and share experiences with other educators from across the nation.
a 17-year veteran math teacher in her first year at Collins, was
the lone teacher representative from the area attending the national
convocation. This is the first year Coleman has participated in
the GK-12 program, a National Science Foundation grant that pairs
graduate students with teachers in subjects such as math, chemistry
has been partnered with Southern Miss graduate student Melanie Lynn
this semester, said the program is a "great asset in the classroom"
because it teaches students hands-on applications of mathematic
of times students can't see the reality of these ideas using paper
and pencil, but once they've seen them applied, it makes sense,"
Dr. David Hebert,
GK-12 project coordinator, said Coleman was selected to attend the

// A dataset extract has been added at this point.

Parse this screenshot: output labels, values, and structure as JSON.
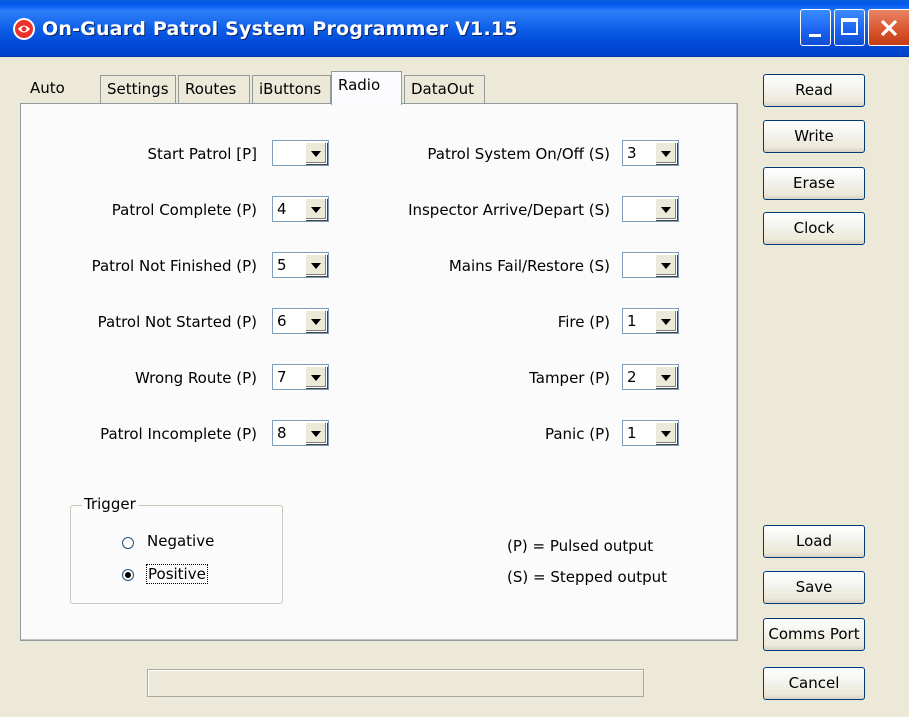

conference because of her enthusiasm for the program.
she was first selected, as are many teachers first chosen for this
program, she was hesitant because she didn't know what to expect,"
Hebert said. "Now she has become one of our biggest supporters.
She, along with Covington County Schools, has been a wonderful partner
and has helped develop strong partnerships with our graduate students."
In its second
year, the grant also pairs graduate students at Southern Miss with
educators in Forrest County, Forrest County Agricultural High School,
Jefferson Davis County and Hattiesburg Public Schools.
Charles Lewis said the program gives teachers an additional resource
to tap into by networking with the graduate students, who help plan
activities, projects and other assignments. "Miss Coleman volunteered
for training in August and was paired up with Melanie Lynn, and
together they have done a wonderful job coming up with neat hands-on
activities for the students," Lewis said.
One of those
projects involved planning a trip to far-away cities using maps,
graphing paper and atlases. After plotting courses to their selected
destinations using geometric tools, students then wrote stories
and produced brochures about the cities they "visited."
done about five or six projects using hands-on applications in class.
All of them were designed to help students see how math can be used
in real life," Coleman said.
For more information
about the GK-12 program, contact Hebert at (601) 266-4739.